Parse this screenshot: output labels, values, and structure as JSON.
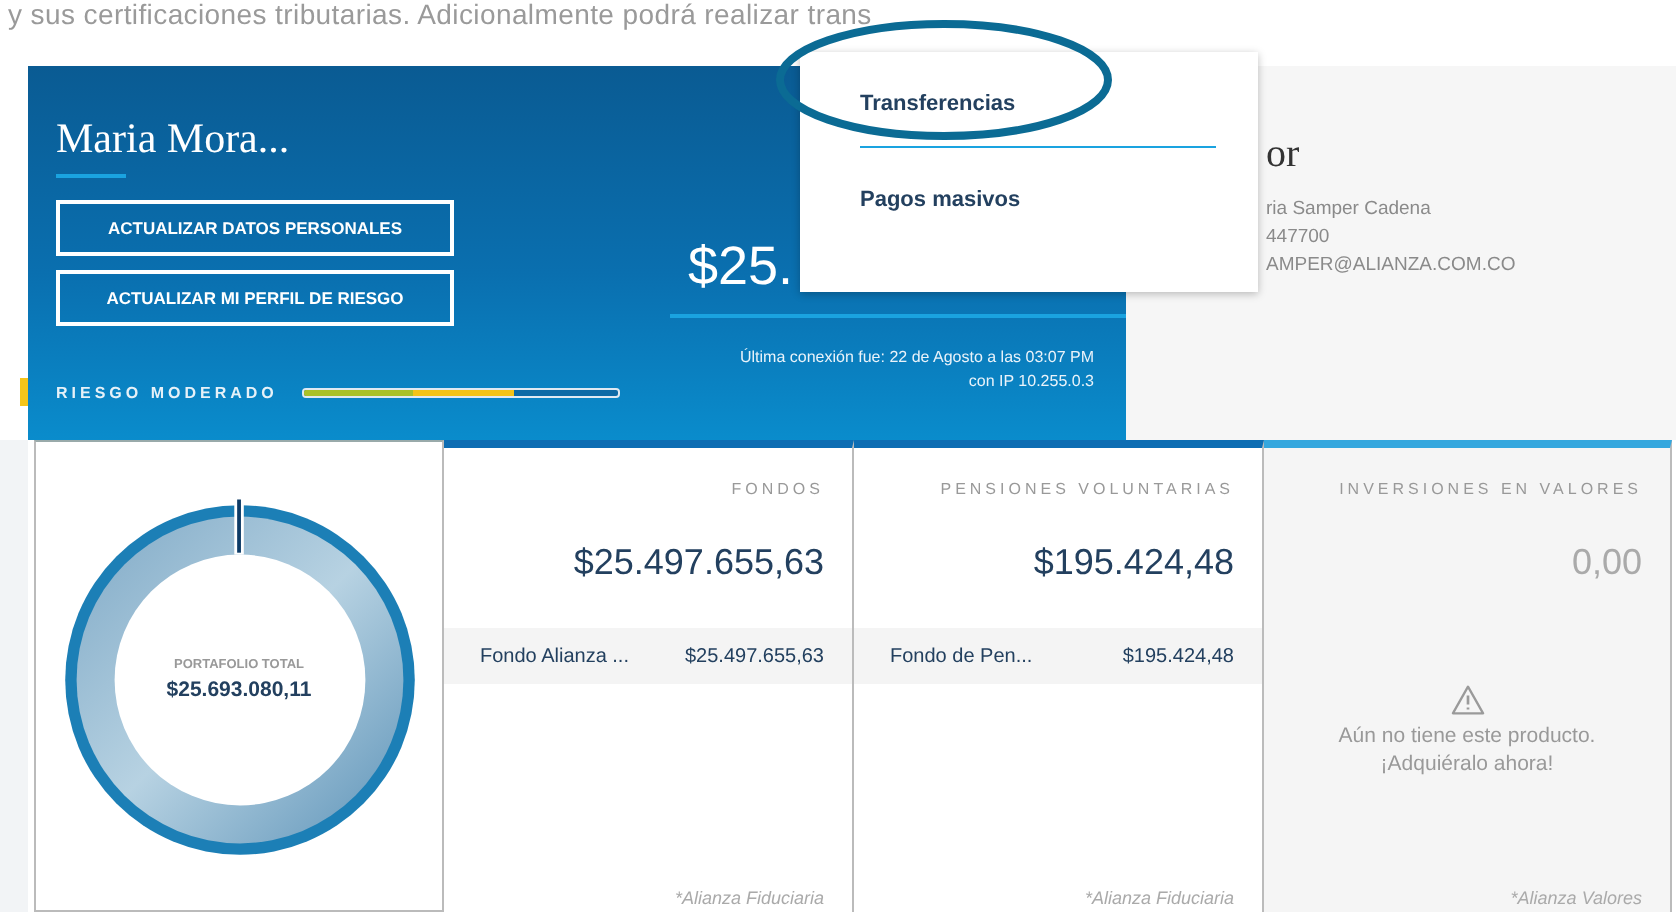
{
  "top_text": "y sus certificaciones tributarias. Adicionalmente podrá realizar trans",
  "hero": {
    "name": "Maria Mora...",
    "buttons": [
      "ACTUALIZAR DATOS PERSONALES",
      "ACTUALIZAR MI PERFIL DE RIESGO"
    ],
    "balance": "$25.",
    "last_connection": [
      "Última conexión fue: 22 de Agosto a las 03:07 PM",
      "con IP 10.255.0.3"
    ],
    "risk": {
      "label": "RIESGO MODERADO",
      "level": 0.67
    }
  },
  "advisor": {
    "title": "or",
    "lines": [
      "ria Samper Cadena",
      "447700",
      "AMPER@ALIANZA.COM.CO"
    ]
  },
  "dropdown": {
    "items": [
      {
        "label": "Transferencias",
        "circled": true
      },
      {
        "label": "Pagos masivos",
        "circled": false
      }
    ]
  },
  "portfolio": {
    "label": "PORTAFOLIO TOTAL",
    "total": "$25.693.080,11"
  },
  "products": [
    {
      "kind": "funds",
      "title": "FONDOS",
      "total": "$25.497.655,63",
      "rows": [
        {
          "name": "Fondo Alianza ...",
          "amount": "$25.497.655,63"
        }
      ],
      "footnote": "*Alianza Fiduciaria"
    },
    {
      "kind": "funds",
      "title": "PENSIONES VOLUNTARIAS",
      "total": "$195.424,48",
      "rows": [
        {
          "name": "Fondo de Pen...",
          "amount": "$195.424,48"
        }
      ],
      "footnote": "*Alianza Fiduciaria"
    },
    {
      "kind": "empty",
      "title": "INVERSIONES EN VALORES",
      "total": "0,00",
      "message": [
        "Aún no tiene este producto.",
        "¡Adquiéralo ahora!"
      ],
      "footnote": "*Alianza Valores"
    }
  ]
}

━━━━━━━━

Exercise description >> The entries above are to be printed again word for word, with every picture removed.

Solution for this problem >>
Parse this screenshot: output labels, values, and structure as JSON.
{
  "top_text": "y sus certificaciones tributarias. Adicionalmente podrá realizar trans",
  "hero": {
    "name": "Maria Mora...",
    "buttons": [
      "ACTUALIZAR DATOS PERSONALES",
      "ACTUALIZAR MI PERFIL DE RIESGO"
    ],
    "balance": "$25.",
    "last_connection": [
      "Última conexión fue: 22 de Agosto a las 03:07 PM",
      "con IP 10.255.0.3"
    ],
    "risk": {
      "label": "RIESGO MODERADO",
      "level": 0.67
    }
  },
  "advisor": {
    "title": "or",
    "lines": [
      "ria Samper Cadena",
      "447700",
      "AMPER@ALIANZA.COM.CO"
    ]
  },
  "dropdown": {
    "items": [
      {
        "label": "Transferencias",
        "circled": true
      },
      {
        "label": "Pagos masivos",
        "circled": false
      }
    ]
  },
  "portfolio": {
    "label": "PORTAFOLIO TOTAL",
    "total": "$25.693.080,11"
  },
  "products": [
    {
      "kind": "funds",
      "title": "FONDOS",
      "total": "$25.497.655,63",
      "rows": [
        {
          "name": "Fondo Alianza ...",
          "amount": "$25.497.655,63"
        }
      ],
      "footnote": "*Alianza Fiduciaria"
    },
    {
      "kind": "funds",
      "title": "PENSIONES VOLUNTARIAS",
      "total": "$195.424,48",
      "rows": [
        {
          "name": "Fondo de Pen...",
          "amount": "$195.424,48"
        }
      ],
      "footnote": "*Alianza Fiduciaria"
    },
    {
      "kind": "empty",
      "title": "INVERSIONES EN VALORES",
      "total": "0,00",
      "message": [
        "Aún no tiene este producto.",
        "¡Adquiéralo ahora!"
      ],
      "footnote": "*Alianza Valores"
    }
  ]
}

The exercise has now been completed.